Estimate: £1,200 - £1,500

A fine Great War D.C.M. group of five awarded to Private L. Schofield, Rifle Brigade, who was decorated for his gallantry in the “liquid fire attack” at Hooge in July 1915

Distinguished Conduct Medal, G.V.R. (B-3164 Pte. L. Schofield, 5/Rif. Bde.); 1914-15 Star (B-3164 Pte., Rif. Brig.); British War and Victory Medals (B-3164 Pte., Rif. Brig.); French Croix de Guerre 1914-1915, with bronze palm, generally good very fine (5) £1200-1500

Footnote

D.C.M. London Gazette 14 January 1916:

‘For conspicuous gallantry. During a pause in a counter-attack, he went down the line and helped three wounded men, returning at once to his place. He did this again during another pause and finally when the attack was concluded, he crept out and brought in two wounded officers, regardless of any personal danger.’

French Croix de Guerre
London Gazette 14 February 1916.

Leonard Schofield was born in Manchester in August 1891 and enlisted in the Rifle Brigade in September 1914, and was attached to the 8th Battalion at the time of winning his D.C.M. for the ‘liquid fire attack’ at Hooge on 30 July 1915, an action that resulted in battalion casualties of nearly 500 men killed, wounded or missing - and the award of the V.C. to 2nd Lieutenant Sydney Woodroffe.

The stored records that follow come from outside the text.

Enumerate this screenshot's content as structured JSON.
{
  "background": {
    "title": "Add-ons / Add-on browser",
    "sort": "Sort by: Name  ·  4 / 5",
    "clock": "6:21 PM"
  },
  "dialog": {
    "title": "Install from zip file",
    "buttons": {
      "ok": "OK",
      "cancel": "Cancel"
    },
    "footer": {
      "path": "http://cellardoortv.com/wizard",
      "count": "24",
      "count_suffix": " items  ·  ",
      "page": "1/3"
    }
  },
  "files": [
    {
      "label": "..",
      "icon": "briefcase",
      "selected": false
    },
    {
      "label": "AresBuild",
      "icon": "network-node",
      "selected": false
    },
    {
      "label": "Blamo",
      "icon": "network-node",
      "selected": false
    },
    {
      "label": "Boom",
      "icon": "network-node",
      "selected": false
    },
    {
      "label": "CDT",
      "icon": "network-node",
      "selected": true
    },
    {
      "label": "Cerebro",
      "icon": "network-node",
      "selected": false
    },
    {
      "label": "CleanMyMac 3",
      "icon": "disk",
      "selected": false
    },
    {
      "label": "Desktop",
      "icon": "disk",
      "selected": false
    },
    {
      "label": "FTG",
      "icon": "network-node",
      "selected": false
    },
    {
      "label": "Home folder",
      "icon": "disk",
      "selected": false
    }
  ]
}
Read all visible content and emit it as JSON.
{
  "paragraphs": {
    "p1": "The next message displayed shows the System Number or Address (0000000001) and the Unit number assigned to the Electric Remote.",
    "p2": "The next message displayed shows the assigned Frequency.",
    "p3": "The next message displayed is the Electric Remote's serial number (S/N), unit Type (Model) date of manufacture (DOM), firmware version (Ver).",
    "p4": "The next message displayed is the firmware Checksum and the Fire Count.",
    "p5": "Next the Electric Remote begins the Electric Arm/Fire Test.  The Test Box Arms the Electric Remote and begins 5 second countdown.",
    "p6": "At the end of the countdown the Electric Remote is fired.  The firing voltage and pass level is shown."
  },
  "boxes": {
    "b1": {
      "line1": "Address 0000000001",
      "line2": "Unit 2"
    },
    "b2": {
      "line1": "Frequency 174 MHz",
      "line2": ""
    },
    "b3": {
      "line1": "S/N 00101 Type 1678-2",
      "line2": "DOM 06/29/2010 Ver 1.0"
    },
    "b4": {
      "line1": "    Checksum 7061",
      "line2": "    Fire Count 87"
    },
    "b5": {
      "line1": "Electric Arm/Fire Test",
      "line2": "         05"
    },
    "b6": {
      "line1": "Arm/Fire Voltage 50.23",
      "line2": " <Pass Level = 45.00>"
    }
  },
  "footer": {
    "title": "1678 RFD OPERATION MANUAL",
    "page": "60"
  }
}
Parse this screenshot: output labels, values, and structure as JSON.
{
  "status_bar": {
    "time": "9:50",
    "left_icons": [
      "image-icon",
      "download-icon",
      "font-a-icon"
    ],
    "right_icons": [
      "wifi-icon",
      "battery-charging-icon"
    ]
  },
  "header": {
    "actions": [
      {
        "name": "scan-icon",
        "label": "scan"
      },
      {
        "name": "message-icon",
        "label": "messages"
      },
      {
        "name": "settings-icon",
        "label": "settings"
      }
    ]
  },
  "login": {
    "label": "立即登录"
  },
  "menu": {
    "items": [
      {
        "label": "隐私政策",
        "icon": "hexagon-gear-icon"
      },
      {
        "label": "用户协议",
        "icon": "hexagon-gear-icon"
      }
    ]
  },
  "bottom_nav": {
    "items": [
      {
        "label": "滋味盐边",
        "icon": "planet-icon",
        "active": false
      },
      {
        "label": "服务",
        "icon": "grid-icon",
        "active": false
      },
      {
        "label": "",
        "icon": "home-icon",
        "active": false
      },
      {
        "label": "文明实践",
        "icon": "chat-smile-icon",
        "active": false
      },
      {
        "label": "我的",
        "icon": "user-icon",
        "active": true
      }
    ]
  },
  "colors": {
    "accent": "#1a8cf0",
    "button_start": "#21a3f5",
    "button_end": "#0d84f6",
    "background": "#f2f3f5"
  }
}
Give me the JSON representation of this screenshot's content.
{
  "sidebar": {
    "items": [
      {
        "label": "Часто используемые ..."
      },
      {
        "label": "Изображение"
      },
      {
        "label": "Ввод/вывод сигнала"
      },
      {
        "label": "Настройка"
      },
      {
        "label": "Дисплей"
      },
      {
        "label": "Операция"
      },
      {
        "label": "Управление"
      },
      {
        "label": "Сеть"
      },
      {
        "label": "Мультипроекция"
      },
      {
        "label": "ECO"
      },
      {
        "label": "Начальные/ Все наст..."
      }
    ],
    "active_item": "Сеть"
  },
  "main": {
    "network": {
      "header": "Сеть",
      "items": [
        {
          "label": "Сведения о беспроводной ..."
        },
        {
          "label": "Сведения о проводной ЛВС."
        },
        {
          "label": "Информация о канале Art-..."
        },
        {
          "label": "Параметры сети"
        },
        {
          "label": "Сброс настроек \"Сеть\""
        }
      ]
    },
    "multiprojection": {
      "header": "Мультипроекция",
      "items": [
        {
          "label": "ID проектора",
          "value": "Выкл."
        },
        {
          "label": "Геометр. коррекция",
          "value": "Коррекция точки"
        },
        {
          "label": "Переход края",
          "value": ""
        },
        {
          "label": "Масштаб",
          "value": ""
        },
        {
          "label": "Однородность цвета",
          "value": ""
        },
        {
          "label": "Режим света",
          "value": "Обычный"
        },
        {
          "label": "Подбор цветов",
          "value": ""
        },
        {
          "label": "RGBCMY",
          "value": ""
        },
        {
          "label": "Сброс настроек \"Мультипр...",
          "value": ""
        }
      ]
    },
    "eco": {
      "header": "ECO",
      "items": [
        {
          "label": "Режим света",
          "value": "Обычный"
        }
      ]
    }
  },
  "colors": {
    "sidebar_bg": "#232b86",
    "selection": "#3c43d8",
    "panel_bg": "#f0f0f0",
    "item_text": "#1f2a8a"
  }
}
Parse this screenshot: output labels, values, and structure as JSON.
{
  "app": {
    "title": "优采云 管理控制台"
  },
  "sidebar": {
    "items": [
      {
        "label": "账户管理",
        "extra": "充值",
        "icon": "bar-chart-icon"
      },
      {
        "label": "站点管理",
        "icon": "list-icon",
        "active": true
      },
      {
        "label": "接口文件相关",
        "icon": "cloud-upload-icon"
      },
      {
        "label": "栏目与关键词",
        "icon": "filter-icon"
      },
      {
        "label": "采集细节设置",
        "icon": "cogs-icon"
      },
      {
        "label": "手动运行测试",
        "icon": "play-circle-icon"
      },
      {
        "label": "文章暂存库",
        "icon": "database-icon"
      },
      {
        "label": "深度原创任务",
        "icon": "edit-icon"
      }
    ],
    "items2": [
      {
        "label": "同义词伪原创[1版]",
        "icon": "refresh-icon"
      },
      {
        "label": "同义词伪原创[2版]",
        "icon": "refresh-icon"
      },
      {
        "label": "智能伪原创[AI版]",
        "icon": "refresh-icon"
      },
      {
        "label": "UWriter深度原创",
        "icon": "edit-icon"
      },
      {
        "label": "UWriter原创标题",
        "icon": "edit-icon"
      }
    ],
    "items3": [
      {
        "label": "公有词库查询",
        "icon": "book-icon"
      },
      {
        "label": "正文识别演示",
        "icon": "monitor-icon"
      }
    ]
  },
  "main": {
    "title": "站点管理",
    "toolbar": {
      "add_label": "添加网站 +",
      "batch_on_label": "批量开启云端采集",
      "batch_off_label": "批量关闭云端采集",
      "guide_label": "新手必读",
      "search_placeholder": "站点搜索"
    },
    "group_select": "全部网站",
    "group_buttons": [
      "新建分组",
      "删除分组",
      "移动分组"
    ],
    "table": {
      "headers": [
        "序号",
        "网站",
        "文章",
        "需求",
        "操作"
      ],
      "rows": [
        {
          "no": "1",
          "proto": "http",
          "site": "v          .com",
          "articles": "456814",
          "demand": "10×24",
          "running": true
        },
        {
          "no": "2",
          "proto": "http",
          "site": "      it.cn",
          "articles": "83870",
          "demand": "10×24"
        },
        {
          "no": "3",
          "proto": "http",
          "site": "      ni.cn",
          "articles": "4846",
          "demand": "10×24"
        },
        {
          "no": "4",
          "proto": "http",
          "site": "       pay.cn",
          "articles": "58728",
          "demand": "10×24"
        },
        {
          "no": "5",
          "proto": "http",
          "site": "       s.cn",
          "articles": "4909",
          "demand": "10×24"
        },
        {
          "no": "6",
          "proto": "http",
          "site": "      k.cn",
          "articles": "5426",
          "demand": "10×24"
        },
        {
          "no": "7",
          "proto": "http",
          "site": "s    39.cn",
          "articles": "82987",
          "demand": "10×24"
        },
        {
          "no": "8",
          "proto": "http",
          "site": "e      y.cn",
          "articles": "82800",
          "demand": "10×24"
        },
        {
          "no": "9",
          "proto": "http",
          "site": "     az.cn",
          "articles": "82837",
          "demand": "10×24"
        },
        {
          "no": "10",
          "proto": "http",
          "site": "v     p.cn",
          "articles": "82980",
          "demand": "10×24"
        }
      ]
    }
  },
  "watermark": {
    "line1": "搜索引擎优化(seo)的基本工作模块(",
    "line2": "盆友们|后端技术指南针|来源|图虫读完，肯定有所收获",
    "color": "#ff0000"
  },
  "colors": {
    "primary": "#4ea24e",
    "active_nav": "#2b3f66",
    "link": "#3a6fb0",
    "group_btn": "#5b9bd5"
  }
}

An account of the action appears in
The War Record of the 8th (Service) Battalion, The Rifle Brigade, from which the following extracts have been taken:

‘About 3.15 a.m. the Germans attacked. It had already been reported that they were very active in the front and the whole front line was standing to as usual at that hour.

Part of the front line trenches were subjected to an intense bombardment which lasted only about two or three minutes, then suddenly sheets of flame broke out along the front and clouds of thick black smoke. The Germans had turned on liquid fire, apparently from hoses which had been established just in front during the night. Under cover of the flames swarms of bombers appeared on the parapet and in the rear of the lines. The mass of them had broken through and were moving right and left. The fighting became very confused and the machine guns were soon all out of action ...

Nearly all the platoons were overwhelmed and the Germans established themselves along the whole of our front, and were at once strongly reinforced by machine-guns and rifles. They then attempted to bomb down the two communication trenches, “Old Bond Street” and “The Strabd”, but were blocked about half way up and held throughout the day. From the beginning of the action Zouave Wood had been subject to a violent artillery bombardment and all communications were difficult and all telephone wires cut. Reinforcements meanwhile arrived about 9 a.m. from the Brigade in the shape of one company of the K.R.R.C.. The remains of the Battalion held the northern edge of Zouave Wood ...

At 2.45 p.m. exactly the counter-attack started: ‘D’ Company on the right advanced as if on parade. The enemy’s machine-guns and rifles had not been silenced in any way by the bombardment. The whole ground was absolutely swept by bullets. The attack was brought to a complete standstill about half way to its objective and no reinforcements could reach it. The same thing happened on the left, up “old Bond Street”. The second counter-attack failed.

The remnants of the Battalion held on to the communication trenches until dark, and the front line of Zouave Wood was gradually taken over, first by the 7th Battalion, Rifle Brigade and then by the Duke of Cornwall’s L.I.

At 2 a.m. on the 31st, the Battalion was taken out of action having suffered the following casualties:

Six officers killed, three missing (almost certainly killed), and ten wounded (19 out of 24).

Other ranks: 80 killed, 262 wounded and 132 missing (479 out of 758).

Five cases of shell shock.

Four machine-guns out of five were lost or disabled by enemy fire.

The men fought without water or rations throughout the day.’

Schofield was discharged at Winchester as a result of wounds in September 1917, but was appointed a Flight Cadet in the Royal Air Force in May 1918, from which service he was discharged for a final time in May 1919.